**DATA FOR PROCESSING:**

Start of Block

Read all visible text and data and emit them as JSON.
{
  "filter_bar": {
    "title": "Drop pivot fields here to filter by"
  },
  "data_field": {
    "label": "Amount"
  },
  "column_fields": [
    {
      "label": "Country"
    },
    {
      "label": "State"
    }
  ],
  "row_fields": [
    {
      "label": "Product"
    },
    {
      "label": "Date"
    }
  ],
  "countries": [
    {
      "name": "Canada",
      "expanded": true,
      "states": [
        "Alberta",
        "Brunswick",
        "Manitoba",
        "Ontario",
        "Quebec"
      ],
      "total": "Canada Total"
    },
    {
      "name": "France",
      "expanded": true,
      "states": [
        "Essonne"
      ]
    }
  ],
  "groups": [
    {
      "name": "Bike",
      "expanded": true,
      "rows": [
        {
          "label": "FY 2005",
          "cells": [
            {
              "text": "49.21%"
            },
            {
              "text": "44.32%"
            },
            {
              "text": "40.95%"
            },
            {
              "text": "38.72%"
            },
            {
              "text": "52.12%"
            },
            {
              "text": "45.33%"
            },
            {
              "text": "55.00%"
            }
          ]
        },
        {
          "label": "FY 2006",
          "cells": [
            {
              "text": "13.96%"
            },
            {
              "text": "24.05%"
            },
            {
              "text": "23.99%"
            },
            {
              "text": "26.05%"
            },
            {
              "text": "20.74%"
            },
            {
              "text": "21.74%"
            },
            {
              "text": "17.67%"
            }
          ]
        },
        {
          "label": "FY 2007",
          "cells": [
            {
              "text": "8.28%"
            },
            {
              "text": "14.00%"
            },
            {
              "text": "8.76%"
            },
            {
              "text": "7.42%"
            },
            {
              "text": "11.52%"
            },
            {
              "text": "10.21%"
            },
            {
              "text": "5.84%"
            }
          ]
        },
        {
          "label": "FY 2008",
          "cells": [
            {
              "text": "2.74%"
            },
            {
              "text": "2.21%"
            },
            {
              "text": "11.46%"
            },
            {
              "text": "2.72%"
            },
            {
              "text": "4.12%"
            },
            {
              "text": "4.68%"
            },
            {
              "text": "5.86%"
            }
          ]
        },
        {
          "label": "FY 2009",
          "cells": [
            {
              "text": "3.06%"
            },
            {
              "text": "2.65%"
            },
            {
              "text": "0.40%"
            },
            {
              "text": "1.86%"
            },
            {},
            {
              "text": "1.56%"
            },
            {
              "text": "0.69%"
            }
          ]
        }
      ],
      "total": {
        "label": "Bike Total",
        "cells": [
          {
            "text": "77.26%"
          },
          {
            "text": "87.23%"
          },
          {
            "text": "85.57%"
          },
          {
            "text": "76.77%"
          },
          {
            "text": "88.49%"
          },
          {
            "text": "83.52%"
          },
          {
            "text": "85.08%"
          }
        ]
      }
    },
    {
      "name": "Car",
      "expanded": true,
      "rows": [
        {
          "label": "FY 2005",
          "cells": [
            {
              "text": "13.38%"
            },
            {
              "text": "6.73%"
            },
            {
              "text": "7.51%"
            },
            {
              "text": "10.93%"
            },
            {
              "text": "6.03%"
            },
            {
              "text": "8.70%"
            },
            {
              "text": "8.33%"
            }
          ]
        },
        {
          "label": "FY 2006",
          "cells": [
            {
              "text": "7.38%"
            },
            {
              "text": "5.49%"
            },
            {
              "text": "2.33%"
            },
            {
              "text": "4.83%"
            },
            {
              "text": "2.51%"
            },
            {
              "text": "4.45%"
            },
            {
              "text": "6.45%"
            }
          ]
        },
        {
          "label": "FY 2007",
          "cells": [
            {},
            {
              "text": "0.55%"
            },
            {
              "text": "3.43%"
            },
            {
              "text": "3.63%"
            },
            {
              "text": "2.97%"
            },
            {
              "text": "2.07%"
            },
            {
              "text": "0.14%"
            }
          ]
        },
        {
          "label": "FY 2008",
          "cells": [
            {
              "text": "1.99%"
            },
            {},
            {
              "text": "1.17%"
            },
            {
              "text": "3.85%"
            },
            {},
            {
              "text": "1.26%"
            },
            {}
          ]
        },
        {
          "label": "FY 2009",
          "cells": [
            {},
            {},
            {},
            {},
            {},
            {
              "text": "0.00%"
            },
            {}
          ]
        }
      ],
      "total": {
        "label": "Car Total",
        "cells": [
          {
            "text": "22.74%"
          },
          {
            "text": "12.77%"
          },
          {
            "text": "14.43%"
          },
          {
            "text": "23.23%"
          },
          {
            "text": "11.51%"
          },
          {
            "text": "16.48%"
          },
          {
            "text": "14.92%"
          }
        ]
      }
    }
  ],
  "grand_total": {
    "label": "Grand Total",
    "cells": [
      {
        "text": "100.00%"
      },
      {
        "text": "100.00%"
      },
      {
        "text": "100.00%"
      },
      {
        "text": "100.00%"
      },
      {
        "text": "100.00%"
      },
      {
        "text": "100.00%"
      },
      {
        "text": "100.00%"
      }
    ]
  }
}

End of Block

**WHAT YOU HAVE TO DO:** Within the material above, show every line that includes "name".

**RESULT FOR THIS EXERCISE:**
      "name": "Canada",
      "name": "France",
      "name": "Bike",
      "name": "Car",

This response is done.